Don’t Be Afraid to Combine Your Two Lives
In our journey to recovery, we can often want to keep our two worlds separate. We tend to put a thick wall between our recovery program and our “normal” life. Our friends, family, and job are kept away from the work we are doing in our program. This could be for a multitude of reasons. We might feel ashamed for being in the program or fear the judgment of others. Obviously, there is a line between the two worlds. You can’t bring your outside life into the building of your program, literally. Still, you don’t have to keep them completely separate, even after you have finished with your program. The worlds can co-exist, and you can benefit from having them interact far more than you think.
Bringing Your Recovery Full Circle
Even after you have left the walls of your recovery building, you will still be a part of that world. Whether it be through scheduled meetings or helping newcomers in your free time, you can find yourself still being present within those halls. This means that you might want to continue keeping your worlds separate, even though you are no longer actually in the recovery program. But why? Your loved ones will want to know about your journey. They will wonder about what kind of work you did while in recovery, and they want to be a part of your recovery experience. Of course, some stuff they won’t know, and that’s okay. There is a reason some things are kept in confidence. However, letting them see the kind of environment that you worked so hard and excelled in, can do a lot for them and yourself. It can give them an idea of what you went through and how you succeeded. It can help alleviate their worries about you relapsing. They may have imagined you getting treated poorly or having to go through grueling work. If they can see that that was not the case, then they can feel at ease about it all.

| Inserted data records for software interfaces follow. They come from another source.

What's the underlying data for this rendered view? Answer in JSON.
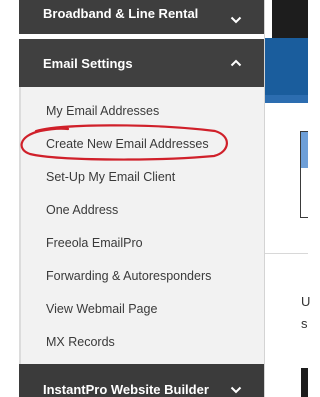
{
  "sidebar": {
    "broadband": {
      "label": "Broadband & Line Rental",
      "icon": "chevron-down-icon"
    },
    "email": {
      "label": "Email Settings",
      "icon": "chevron-up-icon"
    },
    "items": [
      {
        "label": "My Email Addresses"
      },
      {
        "label": "Create New Email Addresses"
      },
      {
        "label": "Set-Up My Email Client"
      },
      {
        "label": "One Address"
      },
      {
        "label": "Freeola EmailPro"
      },
      {
        "label": "Forwarding & Autoresponders"
      },
      {
        "label": "View Webmail Page"
      },
      {
        "label": "MX Records"
      }
    ],
    "instantpro": {
      "label": "InstantPro Website Builder",
      "icon": "chevron-down-icon"
    }
  },
  "right_panel": {
    "text_line1": "U",
    "text_line2": "s"
  },
  "annotation": {
    "color": "#d0202a",
    "highlighted_item": "Create New Email Addresses"
  },
  "colors": {
    "header_bg": "#3e3e3e",
    "submenu_bg": "#f2f2f2",
    "accent_blue": "#1a5d9d"
  }
}
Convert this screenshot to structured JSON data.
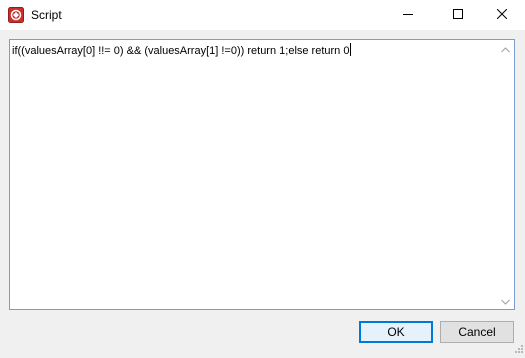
{
  "window": {
    "title": "Script",
    "icon": "app-icon",
    "controls": [
      "minimize-icon",
      "maximize-icon",
      "close-icon"
    ]
  },
  "editor": {
    "text": "if((valuesArray[0] !!= 0) && (valuesArray[1] !=0)) return 1;else return 0"
  },
  "buttons": {
    "ok_label": "OK",
    "cancel_label": "Cancel"
  },
  "colors": {
    "accent": "#0078d7",
    "app_icon": "#c8302c"
  }
}
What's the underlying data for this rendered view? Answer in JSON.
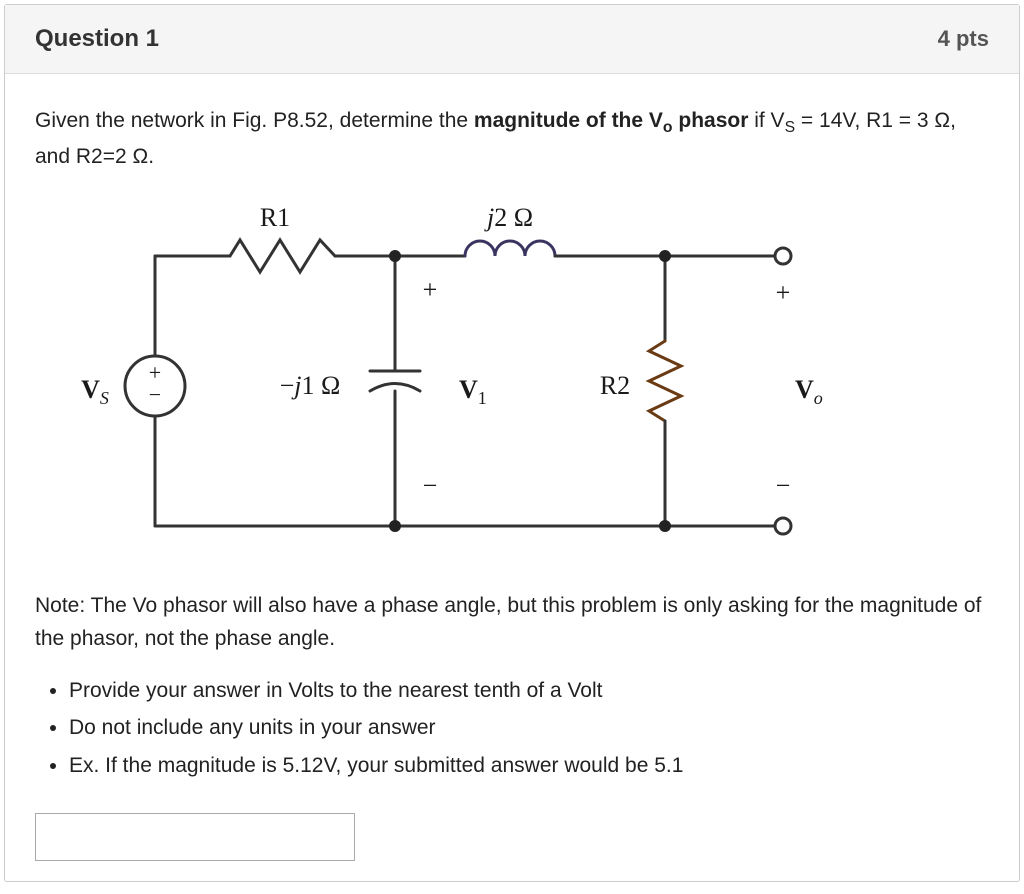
{
  "header": {
    "title": "Question 1",
    "points": "4 pts"
  },
  "prompt": {
    "lead": "Given the network in Fig. P8.52, determine the ",
    "bold_part_pre": "magnitude of the V",
    "bold_sub": "o",
    "bold_part_post": " phasor",
    "trail_pre": " if V",
    "trail_sub": "S",
    "trail_post": " = 14V, R1 = 3 Ω, and R2=2 Ω."
  },
  "diagram": {
    "r1_label": "R1",
    "ind_label_j": "j",
    "ind_label_val": "2 Ω",
    "vs_label": "V",
    "vs_sub": "S",
    "cap_label_mj": "−j1 Ω",
    "v1_label": "V",
    "v1_sub": "1",
    "r2_label": "R2",
    "vo_label": "V",
    "vo_sub": "o",
    "plus": "+",
    "minus": "−"
  },
  "note": "Note: The Vo phasor will also have a phase angle, but this problem is only asking for the magnitude of the phasor, not the phase angle.",
  "instructions": [
    "Provide your answer in Volts to the nearest tenth of a Volt",
    "Do not include any units in your answer",
    "Ex. If the magnitude is 5.12V, your submitted answer would be 5.1"
  ],
  "answer_value": ""
}
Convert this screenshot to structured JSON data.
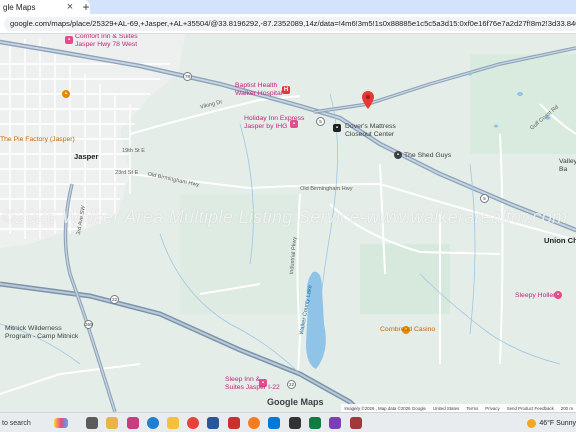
{
  "browser": {
    "tab_title": "gle Maps",
    "tab_close": "×",
    "new_tab": "+",
    "url": "google.com/maps/place/25329+AL-69,+Jasper,+AL+35504/@33.8196292,-87.2352089,14z/data=!4m6!3m5!1s0x88885e1c5c5a3d15:0xf0e16f76e7a2d27f!8m2!3d33.8400758!4d-87.2184983!16s%2Fg%2F11h930s..."
  },
  "map": {
    "pin_color": "#e53935",
    "watermark": "©2026 Walker Area Multiple Listing Service-www.walkerarealtor.com",
    "brand": "Google Maps",
    "labels": {
      "comfort_inn": "Comfort Inn & Suites\nJasper Hwy 78 West",
      "baptist": "Baptist Health\nWalker Hospital",
      "holiday_inn": "Holiday Inn Express\nJasper by IHG",
      "dovers": "Dover's Mattress\nCloseout Center",
      "shed_guys": "The Shed Guys",
      "pie_factory": "The Pie Factory (Jasper)",
      "jasper": "Jasper",
      "union_chapel": "Union Chap",
      "valley": "Valley\nBa",
      "sleepy_holler": "Sleepy Holler",
      "cornbread": "Cornbread Casino",
      "mitnick": "Mitnick Wilderness\nProgram - Camp Mitnick",
      "sleep_inn": "Sleep Inn &\nSuites Jasper I-22",
      "walker_county_lake": "Walker County Lake",
      "viking_dr": "Viking Dr",
      "old_birmingham": "Old Birmingham Hwy",
      "industrial_pkwy": "Industrial Pkwy",
      "st_19th": "19th St E",
      "st_23rd": "23rd St E",
      "3rd_ave": "3rd Ave SW",
      "gulf_coast": "Gulf Coast Rd",
      "old_birmingham2": "Old Birmingham Hwy",
      "route_78": "78",
      "route_5": "5",
      "route_22": "22",
      "route_269": "269",
      "route_118": "118"
    },
    "attribution": [
      "Imagery ©2026 , Map data ©2026 Google",
      "United States",
      "Terms",
      "Privacy",
      "Send Product Feedback",
      "200 m"
    ]
  },
  "taskbar": {
    "search": "to search",
    "weather": "46°F  Sunny"
  }
}
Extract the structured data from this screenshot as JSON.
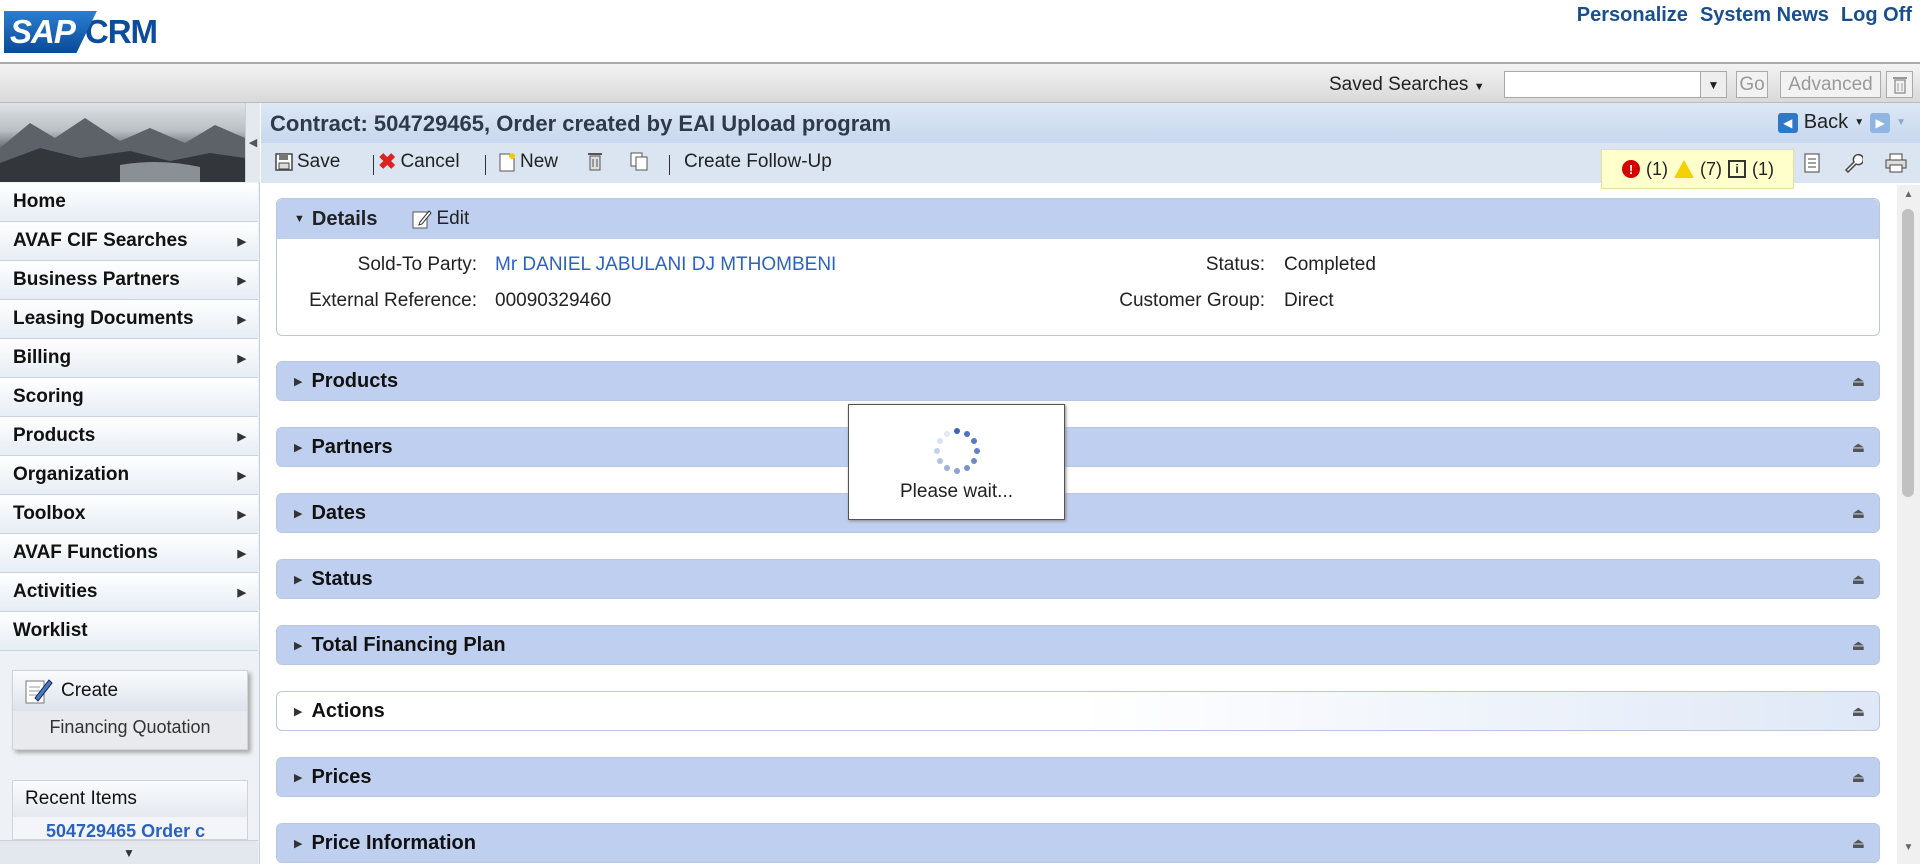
{
  "header": {
    "logo_sap": "SAP",
    "logo_crm": "CRM",
    "links": [
      "Personalize",
      "System News",
      "Log Off"
    ]
  },
  "search": {
    "saved_searches": "Saved Searches",
    "input_value": "",
    "go": "Go",
    "advanced": "Advanced"
  },
  "nav": {
    "items": [
      {
        "label": "Home",
        "arrow": false
      },
      {
        "label": "AVAF CIF Searches",
        "arrow": true
      },
      {
        "label": "Business Partners",
        "arrow": true
      },
      {
        "label": "Leasing Documents",
        "arrow": true
      },
      {
        "label": "Billing",
        "arrow": true
      },
      {
        "label": "Scoring",
        "arrow": false
      },
      {
        "label": "Products",
        "arrow": true
      },
      {
        "label": "Organization",
        "arrow": true
      },
      {
        "label": "Toolbox",
        "arrow": true
      },
      {
        "label": "AVAF Functions",
        "arrow": true
      },
      {
        "label": "Activities",
        "arrow": true
      },
      {
        "label": "Worklist",
        "arrow": false
      }
    ]
  },
  "create": {
    "title": "Create",
    "item": "Financing Quotation"
  },
  "recent": {
    "title": "Recent Items",
    "item": "504729465 Order c"
  },
  "page": {
    "title": "Contract: 504729465, Order created by EAI Upload program",
    "back": "Back"
  },
  "toolbar": {
    "save": "Save",
    "cancel": "Cancel",
    "new": "New",
    "follow_up": "Create Follow-Up"
  },
  "messages": {
    "errors": "(1)",
    "warnings": "(7)",
    "info": "(1)"
  },
  "details": {
    "title": "Details",
    "edit": "Edit",
    "sold_to_label": "Sold-To Party:",
    "sold_to_value": "Mr DANIEL JABULANI DJ MTHOMBENI",
    "ext_ref_label": "External Reference:",
    "ext_ref_value": "00090329460",
    "status_label": "Status:",
    "status_value": "Completed",
    "cust_group_label": "Customer Group:",
    "cust_group_value": "Direct"
  },
  "blocks": [
    "Products",
    "Partners",
    "Dates",
    "Status",
    "Total Financing Plan",
    "Actions",
    "Prices",
    "Price Information"
  ],
  "wait": {
    "text": "Please wait..."
  },
  "colors": {
    "accent": "#2b62c0",
    "block_header": "#bfcff0",
    "message_bg": "#ffffcc"
  }
}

Remember Where You Came From
Plus, it gives you a chance to show off for a bit. There is a balance that should be brought to confidence, of course, but it isn’t wrong to indulge in it every now and then. Take pride in your hard work and show them what you did and where you did it. It can help you feel confident that what you went through was worth it, that it was the right decision. Finding a place of self-affirmation and validity is a beautiful step to take. You can even begin to have more open discussions about the experience and process with your loved ones. Let them ask questions about it and explain to them how this kind of thing works. It can help them become more aware and gain a better understanding of recovery. There are a lot of different ideas and images that are out there for people who have never set foot in a program before. By letting our loved ones in, we can help promote a positive and truthful image of recovery. After all, we all want to break down these stigmas, and this provides us with a great opportunity to do just that.
Be Proud of the Work You’ve Accomplished
You should never feel ashamed of who you are and what you go through with mental illness. Recovery will become a huge part of your life, there is just no avoiding that You will have to dedicate so much time to it and so much effort that it will become a part of you. So why hide a part of you from the rest of the world? Don’t keep them separate, and don’t be afraid to give people a peek inside your experience. Keep an eye out for events at your program, meetings for alumni, and keep in touch with people you met, so that later you can introduce someone to all of those things. Your loved ones want to know all about you and your life. They care about your experiences. Let them in so that they can understand it all. It will give you a sense of pride and accomplishment for going through everything and being able to share it. Your loved ones will feel more understanding and gain a better perspective on it all. If mental illness is such a significant part of our world, then we have to embrace it and everything that comes with it. Embrace what you went through and let others see it; you deserve to show off the kind of strength you have.
If you, or anyone you know, is struggling with anxiety or mental illness, do not hesitate to contact the team here at True Recovery. Our program, founded in 2014, is built around finding what’s best for you to overcome your addiction. Our facility is located in Newport Beach, California, with our supportive housing located close to our campus in Costa Mesa. Take advantage of the local beaches, nature preserves, and Orange County community while we fight for you. Contact us at (866) 399-6528 or [email protected]